The Hobbit: The Battle of Five Armies is surprisingly competent in its pacing and successfully avoids the missteps of the second movie. While the movie is essentially one long action sequence, Jackson effectively turns the movie in to a series of action vignettes, each with their own escalation, climax, and relief. This results in no single action sequence overstaying its welcome and a movie which was elevated above my admittedly low expectations.
The Hobbit still has its share of problems. Some of the editing is jarring, especially within the first hour which covers the remainder of the content actually found in the book. There are a few questionable plot contrivances which left me scratching my head, including several attempts at jokes that fell completely flat. Yet over all it was not the terminal boredom inducing nightmare I had feared it would be.
A big part of the success of this movie beyond the competent pacing was the lack of any major character introductions.
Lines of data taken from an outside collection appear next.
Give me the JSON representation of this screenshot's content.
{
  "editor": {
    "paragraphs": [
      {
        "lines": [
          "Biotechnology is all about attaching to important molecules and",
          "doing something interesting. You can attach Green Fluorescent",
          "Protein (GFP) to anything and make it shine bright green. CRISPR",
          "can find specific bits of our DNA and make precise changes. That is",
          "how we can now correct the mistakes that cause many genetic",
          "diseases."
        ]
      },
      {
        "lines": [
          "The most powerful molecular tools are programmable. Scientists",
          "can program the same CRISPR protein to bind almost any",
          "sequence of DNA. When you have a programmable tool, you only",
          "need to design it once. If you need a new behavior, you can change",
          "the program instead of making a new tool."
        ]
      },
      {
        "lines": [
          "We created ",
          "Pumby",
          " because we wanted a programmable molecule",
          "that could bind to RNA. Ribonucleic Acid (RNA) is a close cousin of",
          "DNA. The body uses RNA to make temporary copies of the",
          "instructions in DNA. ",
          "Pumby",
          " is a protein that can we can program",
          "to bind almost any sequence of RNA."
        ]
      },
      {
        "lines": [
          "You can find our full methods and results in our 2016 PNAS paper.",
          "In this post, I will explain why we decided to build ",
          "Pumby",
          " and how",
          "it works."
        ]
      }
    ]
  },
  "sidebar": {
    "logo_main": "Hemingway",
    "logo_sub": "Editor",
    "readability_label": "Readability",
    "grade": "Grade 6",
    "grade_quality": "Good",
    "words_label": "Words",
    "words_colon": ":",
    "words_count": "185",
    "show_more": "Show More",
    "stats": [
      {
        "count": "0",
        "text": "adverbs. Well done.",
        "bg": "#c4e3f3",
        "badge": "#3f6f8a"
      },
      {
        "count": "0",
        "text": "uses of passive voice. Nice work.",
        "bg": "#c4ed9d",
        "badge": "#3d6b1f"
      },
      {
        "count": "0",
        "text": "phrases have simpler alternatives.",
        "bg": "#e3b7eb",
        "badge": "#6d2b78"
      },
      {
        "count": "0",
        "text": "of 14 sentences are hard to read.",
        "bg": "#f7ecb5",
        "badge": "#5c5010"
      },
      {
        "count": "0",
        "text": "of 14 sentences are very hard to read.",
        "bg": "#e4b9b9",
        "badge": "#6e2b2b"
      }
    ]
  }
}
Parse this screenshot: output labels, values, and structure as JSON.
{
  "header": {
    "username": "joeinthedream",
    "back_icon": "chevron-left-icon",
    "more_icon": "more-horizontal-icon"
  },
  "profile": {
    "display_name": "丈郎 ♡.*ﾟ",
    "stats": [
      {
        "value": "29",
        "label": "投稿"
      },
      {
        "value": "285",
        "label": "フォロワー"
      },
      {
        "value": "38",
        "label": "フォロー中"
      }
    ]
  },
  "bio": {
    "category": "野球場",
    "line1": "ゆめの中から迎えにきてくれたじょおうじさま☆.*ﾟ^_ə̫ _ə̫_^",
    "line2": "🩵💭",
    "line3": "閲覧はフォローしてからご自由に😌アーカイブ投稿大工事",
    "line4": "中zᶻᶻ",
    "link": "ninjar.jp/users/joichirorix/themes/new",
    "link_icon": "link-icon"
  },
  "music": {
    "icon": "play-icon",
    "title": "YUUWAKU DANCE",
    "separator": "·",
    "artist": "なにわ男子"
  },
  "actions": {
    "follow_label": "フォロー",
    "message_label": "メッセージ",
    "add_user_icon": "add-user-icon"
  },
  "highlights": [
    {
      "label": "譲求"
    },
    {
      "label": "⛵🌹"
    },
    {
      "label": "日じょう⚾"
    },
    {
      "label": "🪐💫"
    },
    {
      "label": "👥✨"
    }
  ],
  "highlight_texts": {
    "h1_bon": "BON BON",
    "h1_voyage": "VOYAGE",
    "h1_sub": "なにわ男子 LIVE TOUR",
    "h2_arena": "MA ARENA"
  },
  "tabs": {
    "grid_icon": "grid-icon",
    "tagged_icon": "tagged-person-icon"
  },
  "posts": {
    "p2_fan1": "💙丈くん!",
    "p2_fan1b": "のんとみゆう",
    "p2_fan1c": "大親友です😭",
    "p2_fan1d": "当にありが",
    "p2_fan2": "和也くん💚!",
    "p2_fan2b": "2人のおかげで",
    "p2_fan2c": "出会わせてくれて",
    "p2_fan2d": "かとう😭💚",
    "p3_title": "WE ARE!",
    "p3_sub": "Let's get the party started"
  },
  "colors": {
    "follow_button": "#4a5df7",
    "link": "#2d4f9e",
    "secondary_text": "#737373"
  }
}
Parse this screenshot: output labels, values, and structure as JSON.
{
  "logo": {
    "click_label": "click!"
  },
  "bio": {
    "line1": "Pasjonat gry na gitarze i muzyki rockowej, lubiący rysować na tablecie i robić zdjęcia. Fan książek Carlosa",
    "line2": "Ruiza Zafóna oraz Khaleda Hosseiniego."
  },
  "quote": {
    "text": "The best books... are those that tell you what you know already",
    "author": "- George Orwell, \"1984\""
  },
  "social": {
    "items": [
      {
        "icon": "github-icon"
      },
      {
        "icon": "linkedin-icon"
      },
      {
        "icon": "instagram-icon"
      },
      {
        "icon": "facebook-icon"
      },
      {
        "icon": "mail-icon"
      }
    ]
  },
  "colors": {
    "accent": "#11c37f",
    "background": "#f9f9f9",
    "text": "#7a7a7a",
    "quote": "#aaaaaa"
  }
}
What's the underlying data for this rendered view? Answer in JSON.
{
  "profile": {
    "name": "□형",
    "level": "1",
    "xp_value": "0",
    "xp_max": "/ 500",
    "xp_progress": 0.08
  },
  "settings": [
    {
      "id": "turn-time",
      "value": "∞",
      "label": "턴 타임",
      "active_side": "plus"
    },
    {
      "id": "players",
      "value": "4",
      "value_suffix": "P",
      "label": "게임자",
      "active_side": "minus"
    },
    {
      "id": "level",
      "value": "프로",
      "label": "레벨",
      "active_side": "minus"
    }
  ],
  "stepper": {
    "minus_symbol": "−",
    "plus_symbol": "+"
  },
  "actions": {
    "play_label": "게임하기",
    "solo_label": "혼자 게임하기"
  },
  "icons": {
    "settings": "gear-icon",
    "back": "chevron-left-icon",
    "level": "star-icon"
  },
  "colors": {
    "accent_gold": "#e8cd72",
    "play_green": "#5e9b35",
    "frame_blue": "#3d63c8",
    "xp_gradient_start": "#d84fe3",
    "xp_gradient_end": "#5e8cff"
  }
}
The movie spends most of its time ushering existing characters to their on screen finale. This gives the movie a tighter focus than the previous entries which all made a point of making ponderous character introductions or introductions that differ from the book, which often left this reader puzzled.
One surprising success of the movie was a character addition I initially took offense to. Thorin’s nemesis, Azog the Defiler, seemed like a completely unnecessary addition which did nothing to escalate the danger the company faced and seemed like a meaningless contrivance to “humanize” the goblin hordes by adding a recognizable personality to them. The addition of Azog is redeemed at his parting by achieving what the character had failed to do thus far. It took three movies, but Azog finally develops in to a competent villain whose inclusion felt necessary instead of contrived.